From the Phoenix Gazette 24 June, 1989 SCAPEGOAT: Satanism scare is mostly hype, expert on
From the Phoenix Gazette 24 June, 1989
SCAPEGOAT: Satanism scare is mostly hype, expert on cults says....
by Michelle Bearden
Judging by Satan's popularity in news accounts and police reports
these days, you'd think Satan had been elected to Congress or won the
But it's not true, says J. Gordon Melton, director of the Institute
for the Study of American Religion in Santa Barbara, Calif. and one of
the country's leading experts on cults. In fact, there is no suge at all
in Satan's popularity.
"The only surge we're seeing is the spread if mis-information,"
Melton says. "Malicious, suspicious, and ritualistic acts are being
attributed to satanism, and people are buying into it."
Melton has launched a one-man crusade to get what he considers the
truth out to the public. Using an extensive survey he completed in 1986
as his guide - "The Evidences of Satan in Contemporary America" - Melton
makes his case frequently before groups and in interviews.
Most misinformation regarding satanism comes out of police agencies,
Melton maintains. That's because, in the absence of true satanic groups,
law officials have to blame "something concrete," he says.
"What we've got is creation of imagination, paranoia, and general
ignorance," Melton says. "We've got wild speculation and jumps in logic.
What we don't have is the truth."
"One story perpetuates another, and, before long, 'experts' in
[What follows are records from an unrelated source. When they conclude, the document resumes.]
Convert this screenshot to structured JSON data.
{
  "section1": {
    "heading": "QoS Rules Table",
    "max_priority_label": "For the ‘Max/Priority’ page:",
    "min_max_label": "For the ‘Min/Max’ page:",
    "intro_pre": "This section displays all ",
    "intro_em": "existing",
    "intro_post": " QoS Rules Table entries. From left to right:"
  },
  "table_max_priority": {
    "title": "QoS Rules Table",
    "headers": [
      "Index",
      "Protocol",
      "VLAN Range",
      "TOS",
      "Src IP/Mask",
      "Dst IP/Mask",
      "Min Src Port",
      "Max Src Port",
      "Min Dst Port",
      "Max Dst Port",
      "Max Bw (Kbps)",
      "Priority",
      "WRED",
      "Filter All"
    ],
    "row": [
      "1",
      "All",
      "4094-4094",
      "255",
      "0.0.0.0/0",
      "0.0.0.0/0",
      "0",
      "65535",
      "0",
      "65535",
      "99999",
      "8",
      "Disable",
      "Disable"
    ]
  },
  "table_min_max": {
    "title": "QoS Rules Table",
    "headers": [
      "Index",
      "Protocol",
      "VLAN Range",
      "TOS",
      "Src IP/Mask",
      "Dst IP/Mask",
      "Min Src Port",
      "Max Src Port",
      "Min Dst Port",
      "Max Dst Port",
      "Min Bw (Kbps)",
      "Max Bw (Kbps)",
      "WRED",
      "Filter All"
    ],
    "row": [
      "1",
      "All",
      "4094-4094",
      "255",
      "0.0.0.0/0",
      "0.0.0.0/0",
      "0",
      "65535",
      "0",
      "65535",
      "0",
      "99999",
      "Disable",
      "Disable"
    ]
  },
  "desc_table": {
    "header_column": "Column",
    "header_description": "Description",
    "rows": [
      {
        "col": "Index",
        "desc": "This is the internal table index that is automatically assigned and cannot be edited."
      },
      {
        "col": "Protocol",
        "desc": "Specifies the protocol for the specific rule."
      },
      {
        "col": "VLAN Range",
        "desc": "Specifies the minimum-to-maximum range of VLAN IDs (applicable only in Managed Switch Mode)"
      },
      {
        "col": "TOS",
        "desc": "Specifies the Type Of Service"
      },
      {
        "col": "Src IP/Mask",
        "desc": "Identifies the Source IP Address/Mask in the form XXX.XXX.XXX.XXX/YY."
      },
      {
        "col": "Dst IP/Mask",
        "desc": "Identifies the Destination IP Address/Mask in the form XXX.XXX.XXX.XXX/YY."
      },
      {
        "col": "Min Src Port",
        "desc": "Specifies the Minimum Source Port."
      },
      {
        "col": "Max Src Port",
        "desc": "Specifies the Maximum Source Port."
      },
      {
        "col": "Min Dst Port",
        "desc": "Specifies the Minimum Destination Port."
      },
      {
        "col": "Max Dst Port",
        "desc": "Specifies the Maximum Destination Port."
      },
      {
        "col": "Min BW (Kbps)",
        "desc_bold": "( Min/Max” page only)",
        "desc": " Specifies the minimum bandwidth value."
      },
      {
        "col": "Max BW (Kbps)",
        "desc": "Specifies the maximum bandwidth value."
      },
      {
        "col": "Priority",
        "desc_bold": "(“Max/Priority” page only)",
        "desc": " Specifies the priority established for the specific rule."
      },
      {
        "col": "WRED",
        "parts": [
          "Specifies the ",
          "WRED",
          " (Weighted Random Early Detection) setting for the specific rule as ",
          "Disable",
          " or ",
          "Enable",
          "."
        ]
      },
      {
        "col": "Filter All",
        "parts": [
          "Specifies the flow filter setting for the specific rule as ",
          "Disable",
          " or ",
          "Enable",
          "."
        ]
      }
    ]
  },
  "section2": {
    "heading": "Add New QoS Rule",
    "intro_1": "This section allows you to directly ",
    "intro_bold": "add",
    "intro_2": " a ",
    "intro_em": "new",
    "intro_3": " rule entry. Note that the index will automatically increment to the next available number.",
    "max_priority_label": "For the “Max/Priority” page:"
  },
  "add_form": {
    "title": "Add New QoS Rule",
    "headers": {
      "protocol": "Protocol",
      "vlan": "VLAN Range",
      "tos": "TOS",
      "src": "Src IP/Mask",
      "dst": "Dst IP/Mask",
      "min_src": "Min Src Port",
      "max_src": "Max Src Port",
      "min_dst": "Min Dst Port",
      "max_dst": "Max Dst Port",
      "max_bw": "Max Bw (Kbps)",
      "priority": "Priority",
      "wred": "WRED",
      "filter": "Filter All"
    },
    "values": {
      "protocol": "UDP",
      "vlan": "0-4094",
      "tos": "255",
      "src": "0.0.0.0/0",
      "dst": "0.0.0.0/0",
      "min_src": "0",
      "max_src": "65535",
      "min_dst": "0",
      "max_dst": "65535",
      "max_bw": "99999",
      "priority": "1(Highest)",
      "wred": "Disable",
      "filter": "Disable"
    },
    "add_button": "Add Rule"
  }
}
police departments are conductng seminars on a topic they don't really
At the Phoenix Police Department, police spokesman Andy Hill says
the agency analyzes every incident that has satanic overtones. He blames
a majority of these crimes on "kids caught up in experimentation."
"It's safe to say that most of it isn't hard-core. We're usually
dealing with copycat crimes," he says. " I wouldn't consider satanism a
big problem here in Phoenix. We know it exists, but it's more
underground than anything else."
According to Melton, only three established satanic cults exist: The
Church of Satan, a San Fransisco based group headed by founder Anton
LaVey; a splinter group, the Temple of Set, also in San Fransisco and
headed by Michael Aquino; and the Church of Satanic Liberation in New
Haven, Conn., led by Paul Douglas Valentine.
Total membership in all three groups is "probably less than 3,000,"
Melton says. Those followers are the true satanists, and their numbers
haven't varied much in the last two decades, he says.
Many of the acts blamed on satanism are committed by teen-agers who
are bound together by drugs and violence rather than demons. While they
may use satanic imagery in their deeds, Melton says they are "play-
acting" the role of worshipping the Prince of Darkness.
"It's true we're hearing a lot of satanic referneces in today's
music, but that's pure commercialism," he says. "Just because your
teenagergets wrapped up in certain rock'n'roll doesn't mean he's into
Some of the conclusions that support Melton's studies to combat the
theory of international satanic conspiracy include:
* The existence of a large number of nonconventional religions
that have nothing to do with occultism, much less satanism.
* The growth of Witchcraft as a new religion and how it is confused
with satanism. Melton labels contemporary Wicca as a nature religion
that places great emphasis upon the preservation of life and non-
* Reports of cattle mutilations, which ignore the facts that most
are mistaken observations of predator damage.
* The dicovery of common symbols, such as an inverted cross,
pentagrams, and bloody altars, which lead investigators to conclude that
satanic activity has taken place. However, no evidence of any
conspiracy involving the kidnapping and transportation of children for
ritual purposes has emerged.
* Fantasies of people who make "confessions" of their involvement on
satanic cults. Typically, they cannot supply independent corroboration of
Moreover, a good portion of the mis-information on satanism - which
Melton says is really a "parody of religion" - comes out of evangelical
Christian publishing houses. With that bias, "it's easy to see how
misinformation breeds," he says.
Melton contends that open satanic groups pose no public threat. If
there is cause for concern, it would be the small, ephemeral satanic
groups, mostly consisting of young adults or teenagers and possibly led
by psychopaths or sociopaths.
"These are the groups that cause immediate danger to themselves and
society at large. That's where police should be concentrating their
efforts," he says. "In the meantime, we've got to get out of this
satanic mentality and get our labels straight."
E-Mail Fredric L. Rice / The Skeptic Tank